PaaS ( Platform-as-a-service) - PaaS is a computing model that allows third-party organizations to provide software and hardware tools over the internet, that are deemed necessary for building applications and software. In the case of PaaS, the infrastructure ( data centre frameworks usually involve servers, storage subsystems, networking devices, like switches, routers, physical cables, and dedicated network appliances, such as network firewalls) is available to the organization. PaaS underlies cloud infrastructure such as systems, databases, storage, servers, operating systems, middleware, libraries, etc. from the service provider. Eg. AWS Elastic Beanstalk, Heroku, etc.
How can NGOs benefit from PaaS?
Cost-effective - Just like the previous two cloud types, PaaS is cloud effective and doesn't require any additional capital costs. It offers the NGOs those resources that it needs for application development and management.
Freedom and Creativity - PaaS is the best kind of cloud computing for NGOs if they have developers and/or programmers. They get sets of services and workflows that use shared tools, processes, and APIs to accelerate the development, enable testing, and deployment of applications.
Time management - PaaS offers improved time management features for developers and architects with its access to numerous automated tools and technological innovations. It helps the developer to speed up the process of creating and deploying the apps in their environment space.
Upgradation and scalability - In PaaS, NGOs develop their self-built stack, thereby allowing the developers to integrate and continuously update their components for any new extensions. Also, PaaS has a default scalability mechanism that enables the NGOs to allocate and utilize resources based on the requirements and expected scale.
FaaS ( Function-as-a-service) - Also known as serverless cloud computing, FaaS is the service that allows the deployment of the applications on the cloud. It uses the modular pieces of code to the edge results, hence creating a function. The functions execute in response to the features and functions the user requires at the moment. FaaS develops and implements microservices that enables the use of the function for the required instance. Eg. Amazon Lambda, IBM Cloud functions, Microsoft Azure Functions.
How can NGOs benefit from FaaS?
Improve developer's zone - FaaS helps the developers to concentrate on application logic rather than server issues and migration issues. It increases the speed of development time around.
Cost efficiency - Like the other types of cloud computing, the NGOs and developers need only pay for microservices they use instead of the computational time.

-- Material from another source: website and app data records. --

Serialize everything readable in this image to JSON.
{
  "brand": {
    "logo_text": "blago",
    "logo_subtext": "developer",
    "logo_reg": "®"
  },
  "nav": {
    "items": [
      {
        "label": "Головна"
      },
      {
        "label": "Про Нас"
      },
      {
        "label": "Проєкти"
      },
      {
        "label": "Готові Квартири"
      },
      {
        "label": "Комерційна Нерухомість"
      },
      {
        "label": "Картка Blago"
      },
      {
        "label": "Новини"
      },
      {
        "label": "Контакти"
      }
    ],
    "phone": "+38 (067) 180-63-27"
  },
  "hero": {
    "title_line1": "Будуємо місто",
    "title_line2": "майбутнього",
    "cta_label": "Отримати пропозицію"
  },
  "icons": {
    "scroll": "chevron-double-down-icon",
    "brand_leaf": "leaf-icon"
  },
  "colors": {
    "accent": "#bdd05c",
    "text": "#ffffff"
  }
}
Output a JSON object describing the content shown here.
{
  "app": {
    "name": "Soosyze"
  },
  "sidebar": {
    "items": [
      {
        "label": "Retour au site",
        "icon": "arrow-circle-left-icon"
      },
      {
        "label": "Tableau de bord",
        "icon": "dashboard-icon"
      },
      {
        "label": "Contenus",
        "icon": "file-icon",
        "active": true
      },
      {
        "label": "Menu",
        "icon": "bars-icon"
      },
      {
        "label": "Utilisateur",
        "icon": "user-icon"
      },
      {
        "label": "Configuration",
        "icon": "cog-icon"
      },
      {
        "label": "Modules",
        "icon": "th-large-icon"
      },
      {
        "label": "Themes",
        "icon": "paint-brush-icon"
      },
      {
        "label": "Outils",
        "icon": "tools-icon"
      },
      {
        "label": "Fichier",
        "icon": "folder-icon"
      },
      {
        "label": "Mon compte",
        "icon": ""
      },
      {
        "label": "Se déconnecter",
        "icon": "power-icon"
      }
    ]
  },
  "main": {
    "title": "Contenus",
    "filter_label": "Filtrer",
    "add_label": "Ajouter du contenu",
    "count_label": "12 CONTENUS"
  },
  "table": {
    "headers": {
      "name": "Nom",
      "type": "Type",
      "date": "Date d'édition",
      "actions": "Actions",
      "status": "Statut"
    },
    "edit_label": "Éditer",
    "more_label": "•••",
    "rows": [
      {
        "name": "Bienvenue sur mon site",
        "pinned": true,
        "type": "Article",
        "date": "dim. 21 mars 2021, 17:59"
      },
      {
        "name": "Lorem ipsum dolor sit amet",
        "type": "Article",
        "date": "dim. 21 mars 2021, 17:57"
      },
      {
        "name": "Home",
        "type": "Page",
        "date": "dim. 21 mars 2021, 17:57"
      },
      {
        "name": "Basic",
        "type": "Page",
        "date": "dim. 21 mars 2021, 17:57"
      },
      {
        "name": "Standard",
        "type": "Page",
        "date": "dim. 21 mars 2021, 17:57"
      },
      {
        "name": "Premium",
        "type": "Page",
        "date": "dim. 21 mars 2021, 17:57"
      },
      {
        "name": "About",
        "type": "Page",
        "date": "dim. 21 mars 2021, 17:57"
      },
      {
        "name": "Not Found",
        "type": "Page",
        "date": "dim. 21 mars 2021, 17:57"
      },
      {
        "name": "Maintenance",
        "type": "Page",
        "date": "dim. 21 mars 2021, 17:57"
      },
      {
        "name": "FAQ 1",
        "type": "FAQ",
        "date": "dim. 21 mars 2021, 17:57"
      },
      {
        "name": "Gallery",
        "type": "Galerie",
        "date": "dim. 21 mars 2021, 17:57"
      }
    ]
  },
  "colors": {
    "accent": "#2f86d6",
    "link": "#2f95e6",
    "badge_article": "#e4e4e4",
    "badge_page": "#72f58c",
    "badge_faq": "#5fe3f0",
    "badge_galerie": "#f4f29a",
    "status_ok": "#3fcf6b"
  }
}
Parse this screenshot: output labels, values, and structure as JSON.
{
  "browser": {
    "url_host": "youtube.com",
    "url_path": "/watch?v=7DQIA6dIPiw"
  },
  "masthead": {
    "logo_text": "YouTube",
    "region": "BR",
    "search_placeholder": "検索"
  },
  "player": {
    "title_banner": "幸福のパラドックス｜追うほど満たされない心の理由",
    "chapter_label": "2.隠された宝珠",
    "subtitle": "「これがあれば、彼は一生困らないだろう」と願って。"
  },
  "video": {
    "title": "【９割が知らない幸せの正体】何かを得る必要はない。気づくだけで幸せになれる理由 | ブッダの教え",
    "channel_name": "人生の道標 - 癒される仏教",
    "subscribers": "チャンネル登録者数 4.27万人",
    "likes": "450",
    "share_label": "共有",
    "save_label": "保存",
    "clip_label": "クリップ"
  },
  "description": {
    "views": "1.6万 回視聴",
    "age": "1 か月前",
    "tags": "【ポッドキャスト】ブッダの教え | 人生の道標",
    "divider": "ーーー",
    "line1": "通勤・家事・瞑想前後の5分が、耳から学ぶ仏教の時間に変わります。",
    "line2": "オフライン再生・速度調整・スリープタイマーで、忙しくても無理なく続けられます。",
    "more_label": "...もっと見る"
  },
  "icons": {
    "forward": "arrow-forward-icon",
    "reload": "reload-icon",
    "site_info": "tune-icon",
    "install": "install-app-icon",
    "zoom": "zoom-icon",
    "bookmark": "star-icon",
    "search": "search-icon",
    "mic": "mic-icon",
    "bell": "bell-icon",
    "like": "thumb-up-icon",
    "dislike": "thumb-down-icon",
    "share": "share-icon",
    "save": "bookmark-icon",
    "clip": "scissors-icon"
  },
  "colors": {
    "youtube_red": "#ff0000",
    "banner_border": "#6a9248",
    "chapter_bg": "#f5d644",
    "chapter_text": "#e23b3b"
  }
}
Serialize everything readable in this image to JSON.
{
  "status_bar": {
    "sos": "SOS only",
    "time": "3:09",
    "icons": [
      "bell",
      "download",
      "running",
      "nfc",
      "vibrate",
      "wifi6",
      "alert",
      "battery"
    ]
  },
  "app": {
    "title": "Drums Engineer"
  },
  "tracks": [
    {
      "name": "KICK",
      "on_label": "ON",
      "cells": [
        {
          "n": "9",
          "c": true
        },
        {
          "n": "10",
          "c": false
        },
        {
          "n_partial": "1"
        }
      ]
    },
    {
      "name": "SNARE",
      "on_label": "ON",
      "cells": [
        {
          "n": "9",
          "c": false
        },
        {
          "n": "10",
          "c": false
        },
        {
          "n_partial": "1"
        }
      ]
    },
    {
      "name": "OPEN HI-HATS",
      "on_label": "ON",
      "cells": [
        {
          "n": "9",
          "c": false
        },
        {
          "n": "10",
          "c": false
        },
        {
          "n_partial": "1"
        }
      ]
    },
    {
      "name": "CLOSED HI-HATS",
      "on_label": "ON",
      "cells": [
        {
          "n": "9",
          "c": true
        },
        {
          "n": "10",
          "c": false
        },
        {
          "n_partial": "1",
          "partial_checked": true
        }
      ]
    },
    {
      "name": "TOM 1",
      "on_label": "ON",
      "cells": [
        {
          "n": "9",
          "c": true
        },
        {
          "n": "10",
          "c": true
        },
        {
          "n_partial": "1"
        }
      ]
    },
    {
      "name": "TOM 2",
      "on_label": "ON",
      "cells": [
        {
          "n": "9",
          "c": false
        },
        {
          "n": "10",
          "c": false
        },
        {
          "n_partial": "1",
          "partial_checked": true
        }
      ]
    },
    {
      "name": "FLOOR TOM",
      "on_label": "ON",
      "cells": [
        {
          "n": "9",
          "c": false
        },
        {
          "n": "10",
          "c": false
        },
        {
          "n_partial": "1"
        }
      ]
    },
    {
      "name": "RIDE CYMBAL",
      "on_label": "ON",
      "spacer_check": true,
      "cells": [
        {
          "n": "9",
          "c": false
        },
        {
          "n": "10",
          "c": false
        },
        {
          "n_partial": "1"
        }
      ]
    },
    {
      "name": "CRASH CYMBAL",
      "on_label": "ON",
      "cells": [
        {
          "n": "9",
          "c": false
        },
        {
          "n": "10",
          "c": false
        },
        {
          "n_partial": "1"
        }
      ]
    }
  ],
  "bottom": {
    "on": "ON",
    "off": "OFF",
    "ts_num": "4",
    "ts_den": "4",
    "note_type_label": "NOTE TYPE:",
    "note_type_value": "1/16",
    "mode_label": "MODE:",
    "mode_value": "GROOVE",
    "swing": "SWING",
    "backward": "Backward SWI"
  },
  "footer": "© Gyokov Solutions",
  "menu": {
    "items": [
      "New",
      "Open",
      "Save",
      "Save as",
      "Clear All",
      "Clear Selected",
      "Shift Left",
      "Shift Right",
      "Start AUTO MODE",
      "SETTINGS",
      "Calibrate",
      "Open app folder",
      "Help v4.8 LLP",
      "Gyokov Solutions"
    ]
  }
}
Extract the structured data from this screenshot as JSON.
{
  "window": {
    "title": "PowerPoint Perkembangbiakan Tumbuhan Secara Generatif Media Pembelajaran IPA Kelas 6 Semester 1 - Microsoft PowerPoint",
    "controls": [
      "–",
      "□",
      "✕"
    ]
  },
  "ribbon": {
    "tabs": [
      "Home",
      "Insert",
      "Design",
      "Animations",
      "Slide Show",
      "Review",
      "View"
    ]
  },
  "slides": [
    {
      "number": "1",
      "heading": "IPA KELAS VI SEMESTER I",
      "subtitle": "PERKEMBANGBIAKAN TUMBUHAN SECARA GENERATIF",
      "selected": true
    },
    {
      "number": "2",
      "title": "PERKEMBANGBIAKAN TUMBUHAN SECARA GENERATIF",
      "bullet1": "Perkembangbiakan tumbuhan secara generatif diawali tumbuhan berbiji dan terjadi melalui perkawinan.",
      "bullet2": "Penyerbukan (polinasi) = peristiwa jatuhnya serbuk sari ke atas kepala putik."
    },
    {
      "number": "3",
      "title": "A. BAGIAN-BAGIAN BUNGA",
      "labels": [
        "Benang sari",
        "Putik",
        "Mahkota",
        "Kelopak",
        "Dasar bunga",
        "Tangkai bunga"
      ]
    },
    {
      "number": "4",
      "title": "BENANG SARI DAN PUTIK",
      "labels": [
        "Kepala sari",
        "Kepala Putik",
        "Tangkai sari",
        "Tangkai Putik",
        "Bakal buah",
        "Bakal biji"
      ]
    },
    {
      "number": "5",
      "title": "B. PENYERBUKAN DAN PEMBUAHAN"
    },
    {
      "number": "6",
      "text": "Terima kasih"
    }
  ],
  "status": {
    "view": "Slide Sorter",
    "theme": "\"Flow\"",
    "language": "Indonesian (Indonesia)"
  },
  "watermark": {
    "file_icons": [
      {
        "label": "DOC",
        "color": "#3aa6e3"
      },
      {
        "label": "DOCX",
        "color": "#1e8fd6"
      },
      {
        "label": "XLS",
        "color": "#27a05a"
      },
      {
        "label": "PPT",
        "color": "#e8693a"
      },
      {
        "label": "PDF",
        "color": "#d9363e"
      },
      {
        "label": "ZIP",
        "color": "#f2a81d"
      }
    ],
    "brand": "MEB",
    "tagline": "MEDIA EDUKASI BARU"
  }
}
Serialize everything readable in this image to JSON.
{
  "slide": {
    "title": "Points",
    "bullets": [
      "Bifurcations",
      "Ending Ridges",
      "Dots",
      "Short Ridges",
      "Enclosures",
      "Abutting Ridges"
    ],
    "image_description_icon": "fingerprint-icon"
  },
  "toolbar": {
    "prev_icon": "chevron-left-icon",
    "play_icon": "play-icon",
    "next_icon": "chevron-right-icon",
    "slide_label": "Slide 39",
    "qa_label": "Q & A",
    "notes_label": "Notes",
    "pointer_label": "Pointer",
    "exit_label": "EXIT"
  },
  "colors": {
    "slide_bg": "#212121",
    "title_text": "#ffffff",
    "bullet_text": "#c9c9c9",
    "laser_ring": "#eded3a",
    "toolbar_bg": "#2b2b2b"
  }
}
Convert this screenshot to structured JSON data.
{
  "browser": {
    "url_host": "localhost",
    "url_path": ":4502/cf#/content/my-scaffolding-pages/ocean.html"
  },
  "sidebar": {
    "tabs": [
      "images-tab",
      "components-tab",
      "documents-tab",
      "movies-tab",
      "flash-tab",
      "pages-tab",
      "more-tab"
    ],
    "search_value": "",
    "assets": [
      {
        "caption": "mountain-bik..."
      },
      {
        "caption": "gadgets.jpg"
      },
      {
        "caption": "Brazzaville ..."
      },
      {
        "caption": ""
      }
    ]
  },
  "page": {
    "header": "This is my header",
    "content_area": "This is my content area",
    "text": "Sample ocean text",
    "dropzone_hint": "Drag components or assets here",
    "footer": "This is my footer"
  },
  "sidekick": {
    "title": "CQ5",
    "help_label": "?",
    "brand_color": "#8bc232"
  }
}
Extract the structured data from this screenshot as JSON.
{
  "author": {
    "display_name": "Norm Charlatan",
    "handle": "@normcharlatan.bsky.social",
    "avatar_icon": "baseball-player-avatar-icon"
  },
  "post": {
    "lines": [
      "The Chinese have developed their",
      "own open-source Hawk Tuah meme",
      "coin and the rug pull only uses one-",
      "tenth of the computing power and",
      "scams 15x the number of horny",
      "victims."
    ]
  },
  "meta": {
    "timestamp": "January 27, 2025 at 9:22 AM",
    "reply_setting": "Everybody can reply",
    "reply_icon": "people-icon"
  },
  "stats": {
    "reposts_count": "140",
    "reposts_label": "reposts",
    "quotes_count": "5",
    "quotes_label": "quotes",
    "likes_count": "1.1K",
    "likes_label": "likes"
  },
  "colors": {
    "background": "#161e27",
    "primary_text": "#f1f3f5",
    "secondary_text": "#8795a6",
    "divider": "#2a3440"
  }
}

Scalability - With dynamic scaling and excellent recovery options, FaaS utilizes the most coherent attributes of cloud computing. NGOs having developers and testers can avail these benefits to ease their programming sequence.
Microservices and functions - Implementation of microservices and functions enable the use of edge computing. The user will only use the specific function instance, thereby reducing costs and increasing efficiency and speed. It also provides an easy path for developing new cloud services and migrating data faster.
As you can see, cloud computing's vast power and low capital investments make it the ideal choice of replacement for the current scenario of traditional infrastructure that tends to prove itself inefficient and unscalable compared to cloud computing.